WASHINGTON – The National Press Club in Washington fell silent as Charles Strange recalled how he leaned over to whisper into President Obama's ear to ask if there would be a congressional investigation into the death of his son.
President Obama whispered back, "We will look very, very, very deep into this."
But Strange says he hasn't heard a word since that encounter with the president at Dover Air Force Base in Delaware on Aug. 9, 2011, when the remains of 30 U.S. troops were brought home from Afghanistan.
Navy SEAL Team VI special forces serviceman Michael Strange was killed in what is considered the worst loss of American lives in the war in Afghanistan, the downing of a Chinook helicopter in Afghanistan on Aug. 6, 2011, that killed all 38 people on board.
That included 25 American special operations personnel, five U.S. Army National Guard and Army Reserve crewmen, a U.S. military dog, seven Afghan commandos and an Afghan interpreter.
The circumstances of the incident raised troubling questions for family members of those killed, but they couldn't convince Congress to launch an inquiry. Families of three Navy SEAL Team VI special forces servicemen killed in the attack took their case to the public Thursday and held a news conference to demand an investigation.
They feel their sons were targeted for retaliation by the Taliban after Vice President Joe Biden revealed, and the administration then confirmed, that it was a Seal Team VI unit that had killed Osama bin Laden just three months earlier.
The families are planning to file a lawsuit against the President and Biden, the Taliban, the governments of Afghanistan and Iran (because it promises to pay $10,000 for every dead U.S. service member.) The families are represented by former Reagan Justice Department attorney Larry Klayman, who also founded Judicial Watch and Freedom Watch, the latter sponsoring Thursday's news conference.
When WND asked if Klayman could divulge more about the nature of the lawsuits he replied, "Stay tuned."
Among their many suspicions, the families question the sudden replacement of seven Afghan commandos on board the helicopter just before take-off. The seven who died in the attack are not the seven listed in the flight manifest. The families say, to this day, none of them know who those dead Afghans were.

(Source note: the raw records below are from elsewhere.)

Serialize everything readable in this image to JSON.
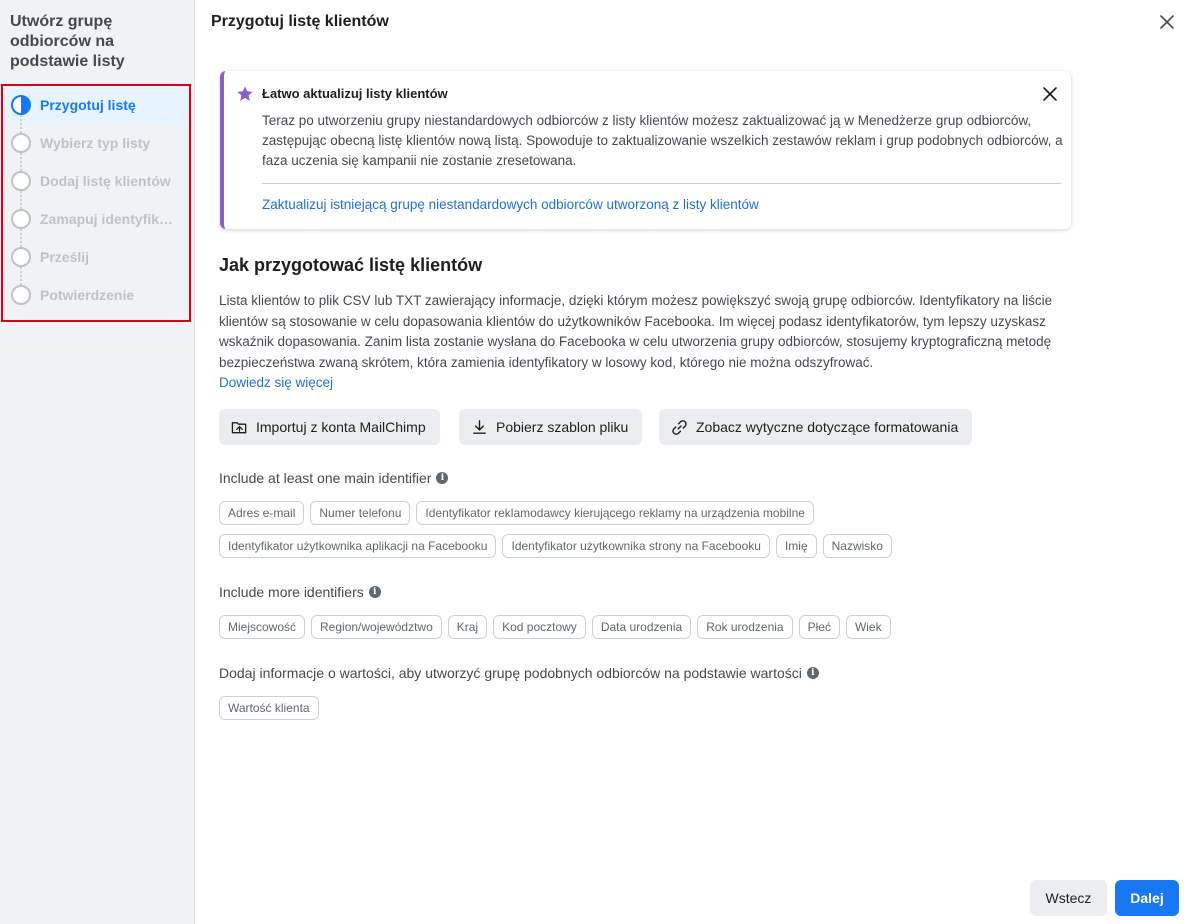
{
  "sidebar": {
    "title": "Utwórz grupę odbiorców na podstawie listy",
    "steps": [
      {
        "label": "Przygotuj listę",
        "active": true
      },
      {
        "label": "Wybierz typ listy",
        "active": false
      },
      {
        "label": "Dodaj listę klientów",
        "active": false
      },
      {
        "label": "Zamapuj identyfikatory",
        "active": false
      },
      {
        "label": "Prześlij",
        "active": false
      },
      {
        "label": "Potwierdzenie",
        "active": false
      }
    ]
  },
  "header": {
    "title": "Przygotuj listę klientów"
  },
  "info_card": {
    "title": "Łatwo aktualizuj listy klientów",
    "body": "Teraz po utworzeniu grupy niestandardowych odbiorców z listy klientów możesz zaktualizować ją w Menedżerze grup odbiorców, zastępując obecną listę klientów nową listą. Spowoduje to zaktualizowanie wszelkich zestawów reklam i grup podobnych odbiorców, a faza uczenia się kampanii nie zostanie zresetowana.",
    "link": "Zaktualizuj istniejącą grupę niestandardowych odbiorców utworzoną z listy klientów"
  },
  "section": {
    "title": "Jak przygotować listę klientów",
    "body": "Lista klientów to plik CSV lub TXT zawierający informacje, dzięki którym możesz powiększyć swoją grupę odbiorców. Identyfikatory na liście klientów są stosowanie w celu dopasowania klientów do użytkowników Facebooka. Im więcej podasz identyfikatorów, tym lepszy uzyskasz wskaźnik dopasowania. Zanim lista zostanie wysłana do Facebooka w celu utworzenia grupy odbiorców, stosujemy kryptograficzną metodę bezpieczeństwa zwaną skrótem, która zamienia identyfikatory w losowy kod, którego nie można odszyfrować.",
    "learn_more": "Dowiedz się więcej"
  },
  "actions": {
    "mailchimp": "Importuj z konta MailChimp",
    "template": "Pobierz szablon pliku",
    "guidelines": "Zobacz wytyczne dotyczące formatowania"
  },
  "main_identifiers": {
    "label": "Include at least one main identifier",
    "row1": [
      "Adres e-mail",
      "Numer telefonu",
      "Identyfikator reklamodawcy kierującego reklamy na urządzenia mobilne"
    ],
    "row2": [
      "Identyfikator użytkownika aplikacji na Facebooku",
      "Identyfikator użytkownika strony na Facebooku",
      "Imię",
      "Nazwisko"
    ]
  },
  "more_identifiers": {
    "label": "Include more identifiers",
    "row1": [
      "Miejscowość",
      "Region/województwo",
      "Kraj",
      "Kod pocztowy",
      "Data urodzenia",
      "Rok urodzenia",
      "Płeć",
      "Wiek"
    ]
  },
  "value_info": {
    "label": "Dodaj informacje o wartości, aby utworzyć grupę podobnych odbiorców na podstawie wartości",
    "row1": [
      "Wartość klienta"
    ]
  },
  "footer": {
    "back": "Wstecz",
    "next": "Dalej"
  }
}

That leads the families to wonder if the original commandos may have tipped off the Taliban as to who was on board.
When WND asked Billy Vaughn, father of killed Navy SEAL Aaron Vaughn, if he thought the attack was an inside job, he said, "Yes."
The families suspect the Taliban set a trap by starting a firefight and then luring the SEALS.

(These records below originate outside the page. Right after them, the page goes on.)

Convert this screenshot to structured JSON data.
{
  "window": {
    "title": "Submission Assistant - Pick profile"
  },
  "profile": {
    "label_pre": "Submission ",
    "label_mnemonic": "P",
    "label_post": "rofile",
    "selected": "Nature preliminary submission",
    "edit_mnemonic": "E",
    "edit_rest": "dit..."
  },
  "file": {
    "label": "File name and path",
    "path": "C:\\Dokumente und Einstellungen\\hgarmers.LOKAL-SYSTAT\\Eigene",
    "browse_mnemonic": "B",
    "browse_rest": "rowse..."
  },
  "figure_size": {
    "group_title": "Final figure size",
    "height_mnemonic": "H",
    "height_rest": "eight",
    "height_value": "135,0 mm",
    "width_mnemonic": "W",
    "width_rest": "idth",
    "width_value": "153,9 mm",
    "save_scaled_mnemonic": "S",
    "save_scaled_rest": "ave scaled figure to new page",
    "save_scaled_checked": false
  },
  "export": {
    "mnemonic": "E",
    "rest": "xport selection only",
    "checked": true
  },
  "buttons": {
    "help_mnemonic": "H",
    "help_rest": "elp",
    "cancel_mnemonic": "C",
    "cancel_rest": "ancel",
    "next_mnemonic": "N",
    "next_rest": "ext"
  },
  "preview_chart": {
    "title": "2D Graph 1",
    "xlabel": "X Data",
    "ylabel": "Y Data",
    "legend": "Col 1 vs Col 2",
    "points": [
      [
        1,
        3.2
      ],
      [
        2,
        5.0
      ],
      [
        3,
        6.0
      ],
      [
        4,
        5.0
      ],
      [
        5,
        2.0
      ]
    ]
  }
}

A series of factors combined to make the family believe this attack was carefully planned and not just the result of a random "lucky shot," as the U.S. military brass had told them.

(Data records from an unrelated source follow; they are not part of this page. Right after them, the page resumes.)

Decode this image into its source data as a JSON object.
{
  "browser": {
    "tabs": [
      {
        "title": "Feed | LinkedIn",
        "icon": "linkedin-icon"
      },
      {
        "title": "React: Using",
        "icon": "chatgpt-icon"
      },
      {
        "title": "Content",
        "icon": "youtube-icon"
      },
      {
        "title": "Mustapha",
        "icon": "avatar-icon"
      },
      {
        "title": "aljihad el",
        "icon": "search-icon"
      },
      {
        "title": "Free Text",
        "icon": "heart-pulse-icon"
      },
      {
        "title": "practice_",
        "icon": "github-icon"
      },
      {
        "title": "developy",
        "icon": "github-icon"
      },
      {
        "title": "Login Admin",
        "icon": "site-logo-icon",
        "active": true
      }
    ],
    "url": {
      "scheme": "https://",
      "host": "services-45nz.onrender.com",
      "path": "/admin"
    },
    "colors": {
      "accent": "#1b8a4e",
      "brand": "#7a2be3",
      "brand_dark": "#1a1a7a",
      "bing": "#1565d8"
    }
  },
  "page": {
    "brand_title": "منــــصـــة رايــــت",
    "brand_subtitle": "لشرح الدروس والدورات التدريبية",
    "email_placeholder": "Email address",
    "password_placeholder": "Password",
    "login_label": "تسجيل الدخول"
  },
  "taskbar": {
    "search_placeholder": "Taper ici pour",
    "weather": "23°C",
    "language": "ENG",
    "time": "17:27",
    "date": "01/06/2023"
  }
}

Billy Vaughn said the SEALS were ferried by a Vietnam-era Chinook helicopter rather than their customary state-of-the art special forces choppers because of a shortage of those models, due to an increase in special operations ordered by the president. The Taliban were apparently aware of that situation and could have been waiting for the opportunity to target the older and much more vulnerable aircraft.
Before landing the Chinook, U.S. fighters were not allowed to clear the area of potential enemies with suppressing fire because there could possibly have been civilians in the area.
Lt. Col. (Ret.) Allen West, a former congressman, said to put a Chinook into an operation that had been going on for hours with no suppressing fire was "incomprehensible."
The Chinook was attacked at its most vulnerable moment, just as it was landing.
The U.S. military said the helicopter was hit by a rocket-propelled-grenade, but that would have to be such a "lucky shot." Some suspect the craft was more likely hit by a heat-seeking missile.
The families say they can't understand why the chopper's black box was never recovered. One father noted that officials often recover the black boxes of commercial airplanes from the bottom of the ocean, but they can't find this one in an Afghan stream.
U.S. troops were unable to return fire because of rules of engagement and the possibility of "friendlies" in the building from which the attack was launched. West called that "unconscionable."
Vaughn said a high-ranking member of the U.S. military told him the American mission in Afghanistan was to change the hearts and minds of the enemy. But he said his son didn't join the military to change the enemy's mind.
Karen Vaughn said rules of engagement that aim to change the hearts and the minds of the enemy "are more important (to the U.S. military) than the life of my son."
And former Navy SEAL Benjamin Smith wondered, "Are we not Shariah-compliant already?"
Vaughn said he called House Speaker John Boehner, R-Ohio, to inquire about the death of his son and received no answer. He said the office of the Democratic Chairman of the Armed Services Committee told him to "quit harassing Sen. (Carl) Levin."
The families say the circumstances are so suspicious, and there are so many unanswered questions, that the situation demands a congressional inquiry. But aside from such attendees at the news conference as Rep. Michele Bachmann, R-Minn., and Louie Gohmert, R-Texas, their pleas have fallen largely on deaf ears.